* Problem to solve *
Look through the entries for the string "Thank", and copy each line that holds it.

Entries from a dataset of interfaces

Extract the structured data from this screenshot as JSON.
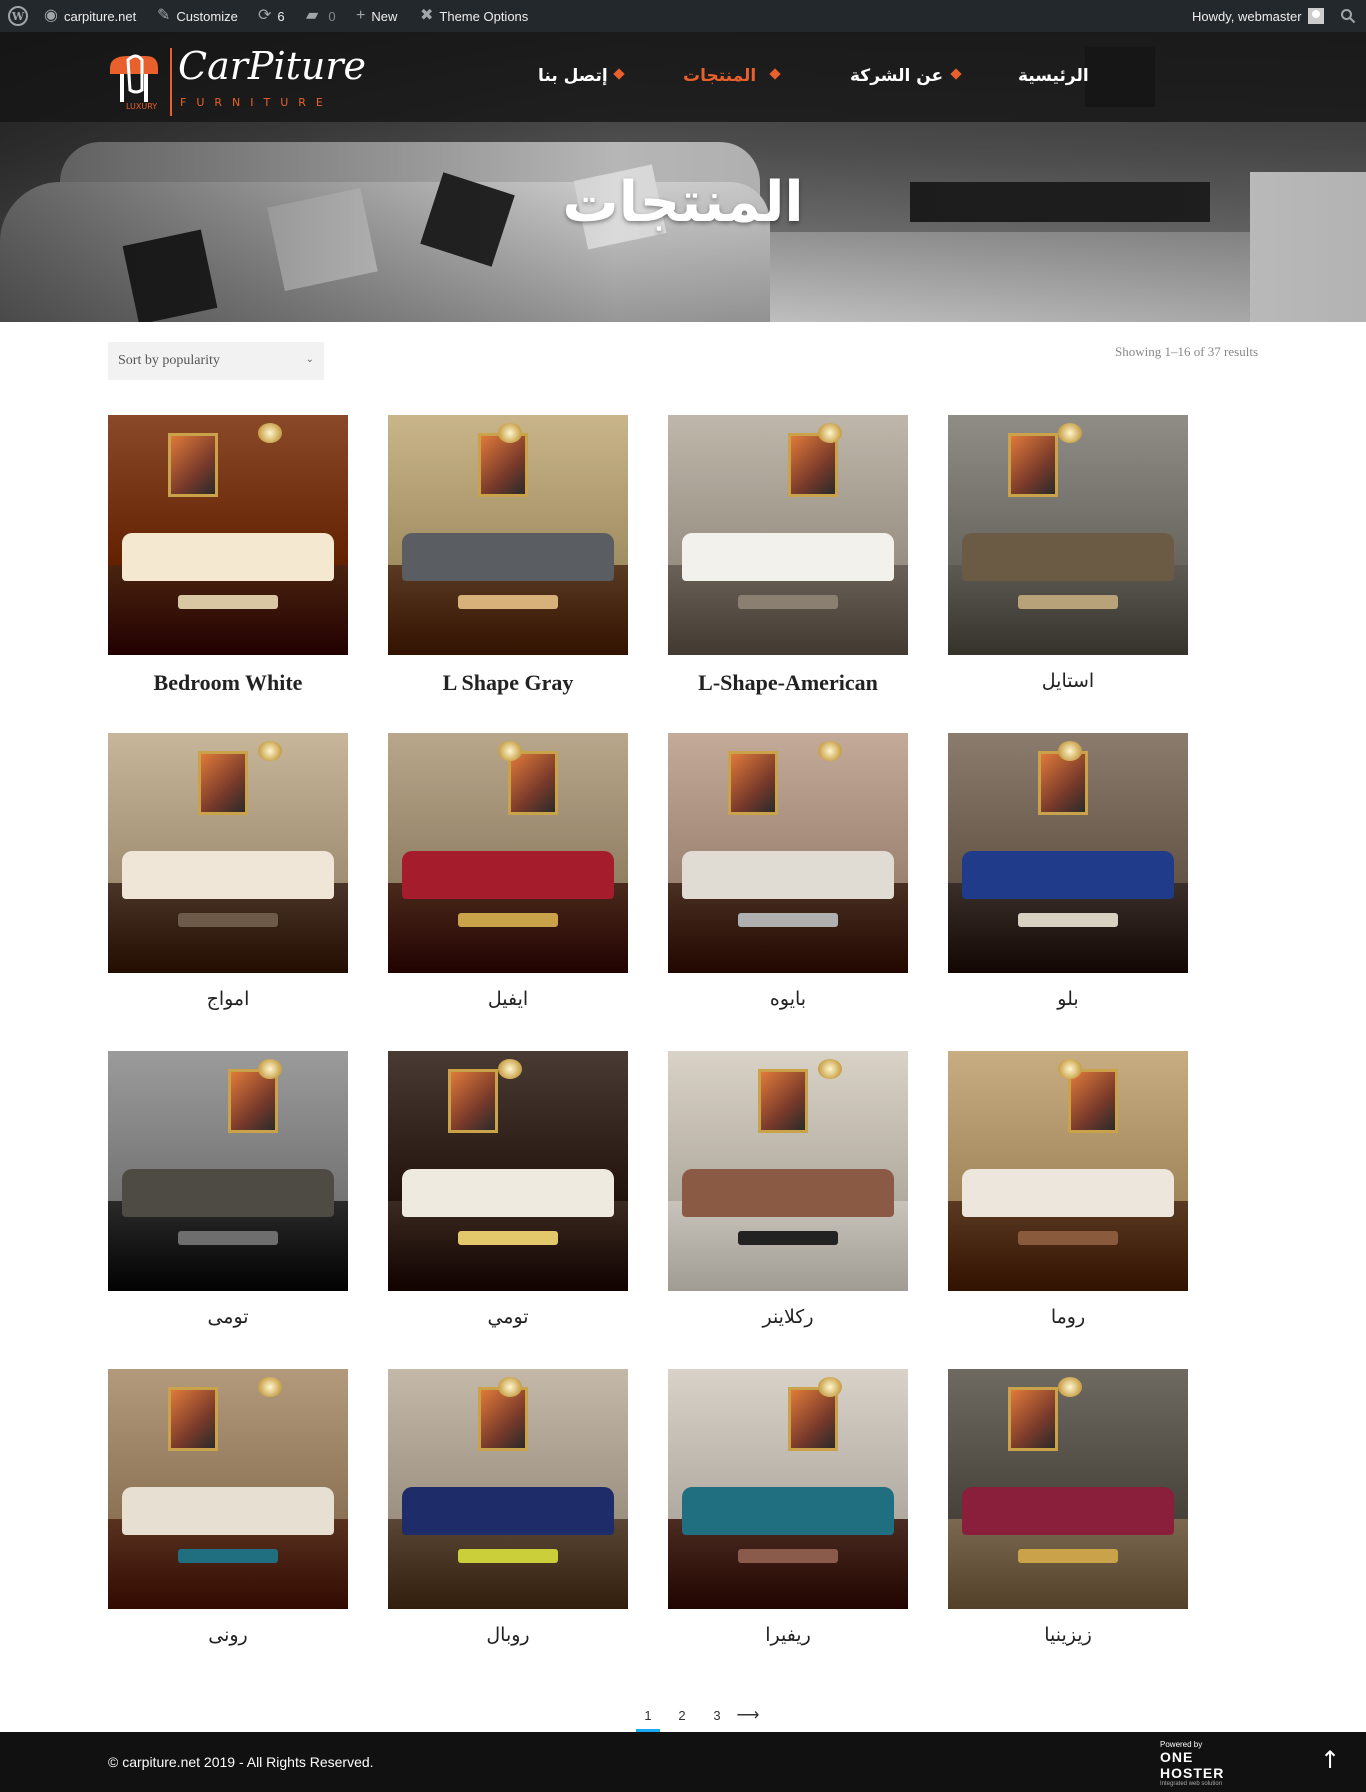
{
  "admin_bar": {
    "site_name": "carpiture.net",
    "customize": "Customize",
    "updates_count": "6",
    "comments_count": "0",
    "new": "New",
    "theme_options": "Theme Options",
    "greeting": "Howdy, webmaster"
  },
  "logo": {
    "name": "CarPiture",
    "sub": "FURNITURE",
    "badge": "LUXURY",
    "accent_color": "#e8602c"
  },
  "nav": {
    "items": [
      {
        "label": "الرئيسية",
        "active": false
      },
      {
        "label": "عن الشركة",
        "active": false
      },
      {
        "label": "المنتجات",
        "active": true
      },
      {
        "label": "إتصل بنا",
        "active": false
      }
    ]
  },
  "hero": {
    "title": "المنتجات"
  },
  "toolbar": {
    "sort_value": "Sort by popularity",
    "result_count": "Showing 1–16 of 37 results"
  },
  "products": [
    {
      "title": "Bedroom White"
    },
    {
      "title": "L Shape Gray"
    },
    {
      "title": "L-Shape-American"
    },
    {
      "title": "استايل"
    },
    {
      "title": "امواج"
    },
    {
      "title": "ايفيل"
    },
    {
      "title": "بايوه"
    },
    {
      "title": "بلو"
    },
    {
      "title": "تومى"
    },
    {
      "title": "تومي"
    },
    {
      "title": "ركلاينر"
    },
    {
      "title": "روما"
    },
    {
      "title": "رونى"
    },
    {
      "title": "روبال"
    },
    {
      "title": "ريفيرا"
    },
    {
      "title": "زيزينيا"
    }
  ],
  "pagination": {
    "pages": [
      "1",
      "2",
      "3"
    ],
    "current": "1",
    "next": "⟶"
  },
  "footer": {
    "copyright": "© carpiture.net 2019 - All Rights Reserved.",
    "powered_by": "Powered by",
    "hoster_name": "ONE HOSTER",
    "hoster_tagline": "Integrated web solution"
  }
}
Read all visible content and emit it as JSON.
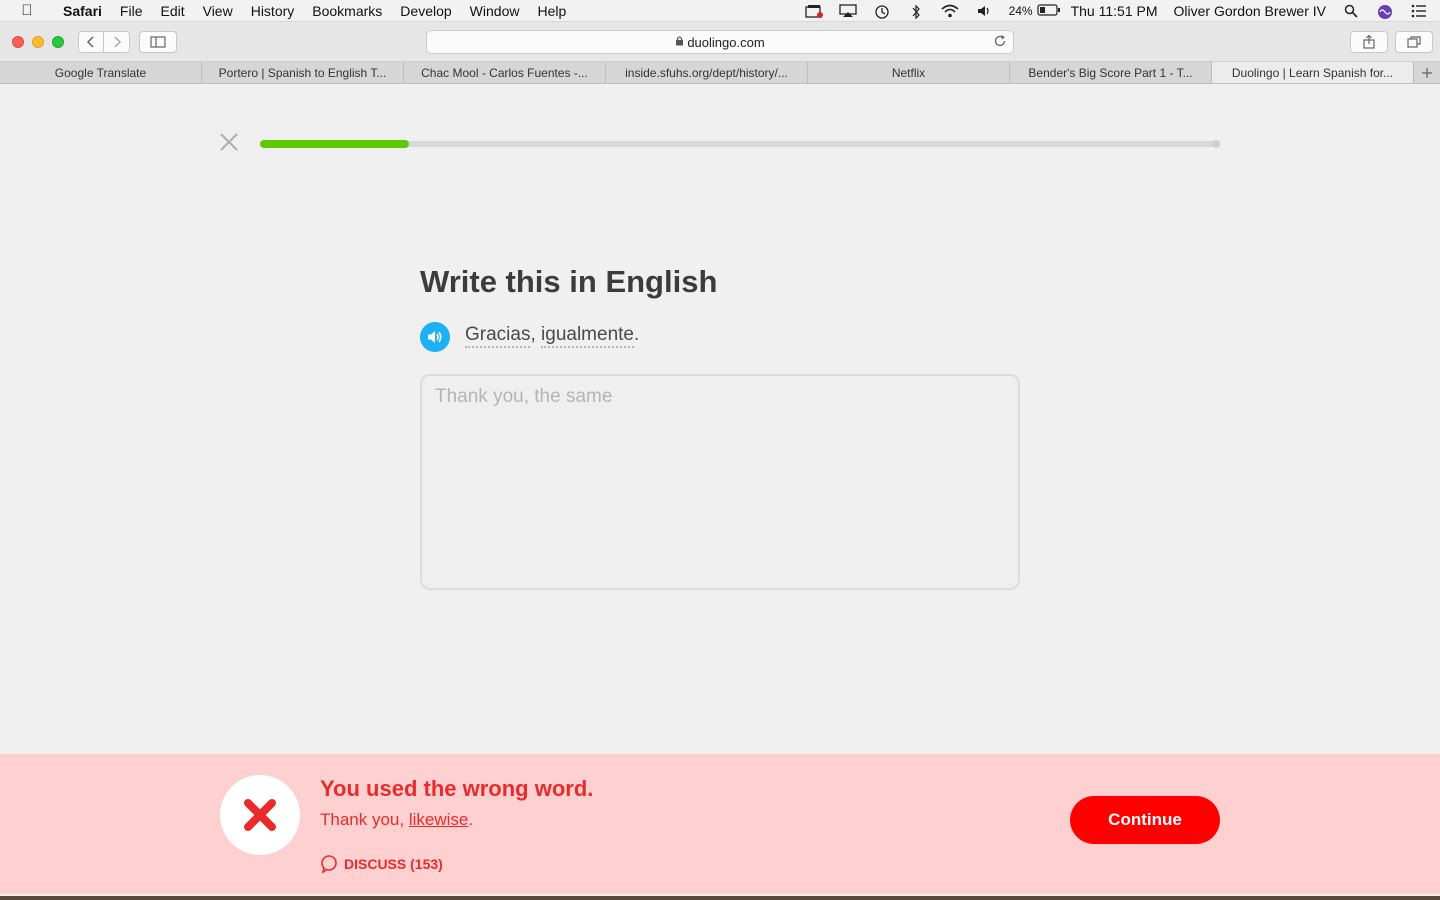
{
  "menubar": {
    "app_name": "Safari",
    "items": [
      "File",
      "Edit",
      "View",
      "History",
      "Bookmarks",
      "Develop",
      "Window",
      "Help"
    ],
    "battery": "24%",
    "clock": "Thu 11:51 PM",
    "user": "Oliver Gordon Brewer IV",
    "status_icons": [
      "screen-record-icon",
      "airplay-icon",
      "time-machine-icon",
      "bluetooth-icon",
      "wifi-icon",
      "volume-icon",
      "battery-icon",
      "spotlight-icon",
      "siri-icon",
      "notification-center-icon"
    ]
  },
  "toolbar": {
    "url": "duolingo.com"
  },
  "tabs": [
    {
      "label": "Google Translate",
      "active": false
    },
    {
      "label": "Portero | Spanish to English T...",
      "active": false
    },
    {
      "label": "Chac Mool - Carlos Fuentes -...",
      "active": false
    },
    {
      "label": "inside.sfuhs.org/dept/history/...",
      "active": false
    },
    {
      "label": "Netflix",
      "active": false
    },
    {
      "label": "Bender's Big Score Part 1 - T...",
      "active": false
    },
    {
      "label": "Duolingo | Learn Spanish for...",
      "active": true
    }
  ],
  "lesson": {
    "progress_fraction": 0.156,
    "title": "Write this in English",
    "sentence_words": [
      "Gracias",
      "igualmente"
    ],
    "sentence_sep": ", ",
    "sentence_end": ".",
    "answer_value": "Thank you, the same"
  },
  "feedback": {
    "title": "You used the wrong word.",
    "answer_prefix": "Thank you, ",
    "answer_highlight": "likewise",
    "answer_suffix": ".",
    "discuss_label": "DISCUSS (153)",
    "continue_label": "Continue"
  },
  "colors": {
    "progress": "#58cc02",
    "speaker": "#1cb0f6",
    "error_text": "#ea2b2b",
    "error_bg": "#ffd0d0",
    "continue_bg": "#ff0000"
  }
}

* Exercise response *
    "answer_value": "Thank you, the same"
    "answer_prefix": "Thank you, ",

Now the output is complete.